Buckthorn was introduced into North America as an ornamental landscaping plant, but has naturalised and become a problem in parts of Canada and the United States, as its dense growth crowds out native plants.

Where to find purging buckthorn

Purging buckthorn is native to Europe, northwest Africa and western Asia, from the central British Isles south to Morocco, and east to Kyrgyzstan.

In the UK, it is commonly found growing in scrub and woodland in England and southern Wales. It’s a hardy tree and grows well in most soils, in shade or sunlight.

Value to wildlife

Purging buckthorn is the main food plant of the brimstone butterfly whose caterpillars eat the leaves. Its flowers provide a source of pollen and nectar for bees and other insects, while its dense growth makes it a valuable nesting site for birds.

Mythology and symbolism

It was once used as a purgative (having a strongly laxative effect), which was thought to help rid the body of illness and disease.

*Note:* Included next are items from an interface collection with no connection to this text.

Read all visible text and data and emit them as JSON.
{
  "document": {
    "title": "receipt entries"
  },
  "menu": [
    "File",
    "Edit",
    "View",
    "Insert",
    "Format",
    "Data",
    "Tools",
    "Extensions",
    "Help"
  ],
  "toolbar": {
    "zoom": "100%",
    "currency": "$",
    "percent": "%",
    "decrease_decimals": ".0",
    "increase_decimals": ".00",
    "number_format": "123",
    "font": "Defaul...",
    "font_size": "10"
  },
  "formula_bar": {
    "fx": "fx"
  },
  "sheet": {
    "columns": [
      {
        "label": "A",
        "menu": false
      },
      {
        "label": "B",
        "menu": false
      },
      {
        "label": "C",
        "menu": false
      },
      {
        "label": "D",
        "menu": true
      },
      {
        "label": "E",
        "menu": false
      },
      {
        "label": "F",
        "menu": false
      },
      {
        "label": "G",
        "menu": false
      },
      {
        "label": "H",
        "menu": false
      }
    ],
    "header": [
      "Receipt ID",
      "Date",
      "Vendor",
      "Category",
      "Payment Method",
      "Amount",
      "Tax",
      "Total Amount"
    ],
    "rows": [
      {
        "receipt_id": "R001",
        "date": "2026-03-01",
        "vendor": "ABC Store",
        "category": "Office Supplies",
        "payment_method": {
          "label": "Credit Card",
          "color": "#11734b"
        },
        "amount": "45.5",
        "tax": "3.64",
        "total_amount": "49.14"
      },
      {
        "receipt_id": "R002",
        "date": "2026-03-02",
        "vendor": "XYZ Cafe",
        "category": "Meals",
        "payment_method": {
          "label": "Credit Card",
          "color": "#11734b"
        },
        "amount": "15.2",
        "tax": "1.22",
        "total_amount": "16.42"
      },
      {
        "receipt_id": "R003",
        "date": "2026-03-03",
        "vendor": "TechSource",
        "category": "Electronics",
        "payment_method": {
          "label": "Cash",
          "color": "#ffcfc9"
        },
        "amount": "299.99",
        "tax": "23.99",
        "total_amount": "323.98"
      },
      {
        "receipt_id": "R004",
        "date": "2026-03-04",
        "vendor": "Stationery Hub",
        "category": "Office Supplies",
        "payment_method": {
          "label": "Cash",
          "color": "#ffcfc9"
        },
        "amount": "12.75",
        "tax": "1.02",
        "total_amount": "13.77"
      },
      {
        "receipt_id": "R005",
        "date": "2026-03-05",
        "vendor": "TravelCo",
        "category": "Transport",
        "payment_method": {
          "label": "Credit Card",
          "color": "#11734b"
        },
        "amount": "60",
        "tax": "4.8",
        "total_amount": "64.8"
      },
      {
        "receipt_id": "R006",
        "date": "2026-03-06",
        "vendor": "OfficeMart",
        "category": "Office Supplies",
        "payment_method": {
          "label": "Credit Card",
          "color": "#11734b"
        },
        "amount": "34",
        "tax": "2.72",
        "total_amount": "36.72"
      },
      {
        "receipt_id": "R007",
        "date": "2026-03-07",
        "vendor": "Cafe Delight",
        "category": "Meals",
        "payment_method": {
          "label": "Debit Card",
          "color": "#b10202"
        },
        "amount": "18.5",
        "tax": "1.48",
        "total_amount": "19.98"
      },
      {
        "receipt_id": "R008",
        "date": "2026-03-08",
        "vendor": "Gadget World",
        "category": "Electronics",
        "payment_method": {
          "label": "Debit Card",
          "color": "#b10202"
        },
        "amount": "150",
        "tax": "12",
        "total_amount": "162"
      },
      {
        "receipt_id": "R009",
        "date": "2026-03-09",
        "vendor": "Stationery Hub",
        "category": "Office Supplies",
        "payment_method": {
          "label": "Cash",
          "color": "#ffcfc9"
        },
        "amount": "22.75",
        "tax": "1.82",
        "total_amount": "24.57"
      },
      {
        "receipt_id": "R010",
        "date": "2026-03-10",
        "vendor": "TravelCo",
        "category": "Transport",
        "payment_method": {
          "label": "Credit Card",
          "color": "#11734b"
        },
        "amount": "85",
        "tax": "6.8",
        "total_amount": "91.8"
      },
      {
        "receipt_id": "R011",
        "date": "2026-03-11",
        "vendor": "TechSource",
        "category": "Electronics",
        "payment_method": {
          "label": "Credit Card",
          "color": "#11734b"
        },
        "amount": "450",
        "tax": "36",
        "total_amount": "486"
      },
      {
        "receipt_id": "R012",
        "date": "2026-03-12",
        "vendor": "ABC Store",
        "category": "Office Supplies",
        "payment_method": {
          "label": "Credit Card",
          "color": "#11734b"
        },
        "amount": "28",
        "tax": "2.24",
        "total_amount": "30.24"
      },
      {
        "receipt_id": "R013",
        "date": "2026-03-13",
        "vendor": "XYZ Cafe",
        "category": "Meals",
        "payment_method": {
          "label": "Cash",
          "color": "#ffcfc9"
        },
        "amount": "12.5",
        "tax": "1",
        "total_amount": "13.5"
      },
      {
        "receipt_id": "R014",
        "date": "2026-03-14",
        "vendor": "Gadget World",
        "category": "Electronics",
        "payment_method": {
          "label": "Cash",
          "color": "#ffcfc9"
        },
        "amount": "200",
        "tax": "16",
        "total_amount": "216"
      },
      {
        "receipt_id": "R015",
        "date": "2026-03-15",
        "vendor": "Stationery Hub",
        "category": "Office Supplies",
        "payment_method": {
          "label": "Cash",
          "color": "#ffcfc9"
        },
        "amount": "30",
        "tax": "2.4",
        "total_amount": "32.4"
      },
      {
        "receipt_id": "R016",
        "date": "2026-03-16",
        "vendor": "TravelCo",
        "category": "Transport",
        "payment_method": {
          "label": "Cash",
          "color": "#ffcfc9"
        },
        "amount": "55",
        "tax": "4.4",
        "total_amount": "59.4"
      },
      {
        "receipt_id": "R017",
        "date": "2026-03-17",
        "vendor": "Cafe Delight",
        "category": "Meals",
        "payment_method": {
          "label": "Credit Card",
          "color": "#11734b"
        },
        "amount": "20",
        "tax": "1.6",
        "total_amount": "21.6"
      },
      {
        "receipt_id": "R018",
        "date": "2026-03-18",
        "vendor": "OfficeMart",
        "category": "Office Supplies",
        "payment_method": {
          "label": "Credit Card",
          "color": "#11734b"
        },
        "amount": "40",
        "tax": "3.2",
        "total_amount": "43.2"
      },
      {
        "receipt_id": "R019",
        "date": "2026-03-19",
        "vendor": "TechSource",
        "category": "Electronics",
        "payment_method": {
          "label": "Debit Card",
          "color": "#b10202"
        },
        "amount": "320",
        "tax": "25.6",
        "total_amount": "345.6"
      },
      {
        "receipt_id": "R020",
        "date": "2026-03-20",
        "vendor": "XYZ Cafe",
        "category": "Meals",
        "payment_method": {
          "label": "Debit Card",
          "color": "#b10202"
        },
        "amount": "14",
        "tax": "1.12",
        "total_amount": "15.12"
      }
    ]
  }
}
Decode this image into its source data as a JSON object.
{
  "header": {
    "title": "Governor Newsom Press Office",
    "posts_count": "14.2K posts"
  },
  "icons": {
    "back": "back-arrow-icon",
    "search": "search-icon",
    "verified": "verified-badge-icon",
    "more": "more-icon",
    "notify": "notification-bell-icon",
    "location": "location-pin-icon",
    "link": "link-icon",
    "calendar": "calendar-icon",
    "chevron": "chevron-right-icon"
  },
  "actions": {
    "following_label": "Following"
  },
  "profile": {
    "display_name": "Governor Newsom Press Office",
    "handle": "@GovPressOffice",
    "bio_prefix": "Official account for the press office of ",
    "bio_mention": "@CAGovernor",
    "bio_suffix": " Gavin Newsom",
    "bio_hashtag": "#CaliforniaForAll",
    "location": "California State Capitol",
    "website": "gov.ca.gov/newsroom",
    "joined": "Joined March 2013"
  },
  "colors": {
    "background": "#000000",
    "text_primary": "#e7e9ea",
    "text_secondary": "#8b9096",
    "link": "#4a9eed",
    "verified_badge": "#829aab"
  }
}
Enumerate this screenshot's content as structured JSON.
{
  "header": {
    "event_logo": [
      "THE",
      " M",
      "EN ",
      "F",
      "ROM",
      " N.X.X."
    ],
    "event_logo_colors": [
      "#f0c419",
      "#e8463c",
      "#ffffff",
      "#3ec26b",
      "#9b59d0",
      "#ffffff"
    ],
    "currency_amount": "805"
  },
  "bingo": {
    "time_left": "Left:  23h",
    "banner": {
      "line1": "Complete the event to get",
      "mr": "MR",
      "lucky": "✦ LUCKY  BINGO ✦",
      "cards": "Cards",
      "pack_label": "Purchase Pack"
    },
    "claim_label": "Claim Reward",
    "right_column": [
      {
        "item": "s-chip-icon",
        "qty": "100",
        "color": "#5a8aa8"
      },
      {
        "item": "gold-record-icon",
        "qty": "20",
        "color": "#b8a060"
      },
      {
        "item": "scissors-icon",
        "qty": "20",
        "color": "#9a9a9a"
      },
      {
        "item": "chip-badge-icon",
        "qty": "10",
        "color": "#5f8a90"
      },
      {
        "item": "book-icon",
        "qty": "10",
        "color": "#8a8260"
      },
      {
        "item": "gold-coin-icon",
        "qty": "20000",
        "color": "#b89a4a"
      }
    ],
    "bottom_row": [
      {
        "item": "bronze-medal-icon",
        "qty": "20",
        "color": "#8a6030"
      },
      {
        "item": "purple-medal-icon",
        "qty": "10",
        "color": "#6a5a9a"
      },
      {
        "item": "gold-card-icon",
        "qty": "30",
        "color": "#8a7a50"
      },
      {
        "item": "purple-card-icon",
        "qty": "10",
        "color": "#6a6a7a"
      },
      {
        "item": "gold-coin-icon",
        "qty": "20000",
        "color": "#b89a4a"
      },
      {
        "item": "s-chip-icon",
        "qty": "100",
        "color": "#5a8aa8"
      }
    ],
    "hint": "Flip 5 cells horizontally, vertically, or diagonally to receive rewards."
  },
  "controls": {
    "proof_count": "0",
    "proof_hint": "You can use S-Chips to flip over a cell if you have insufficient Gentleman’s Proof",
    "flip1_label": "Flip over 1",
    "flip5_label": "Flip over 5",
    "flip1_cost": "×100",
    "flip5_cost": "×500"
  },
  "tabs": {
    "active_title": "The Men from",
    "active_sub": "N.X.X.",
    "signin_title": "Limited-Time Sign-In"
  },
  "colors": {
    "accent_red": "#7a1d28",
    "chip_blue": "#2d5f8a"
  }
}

Uses of purging buckthorn

Traditionally, the fruits and bark were used to make a yellow dye. The hard, dense wood is rarely used. As well as having a laxative effect, the berries are slightly poisonous and can irritate the skin, as can the bark.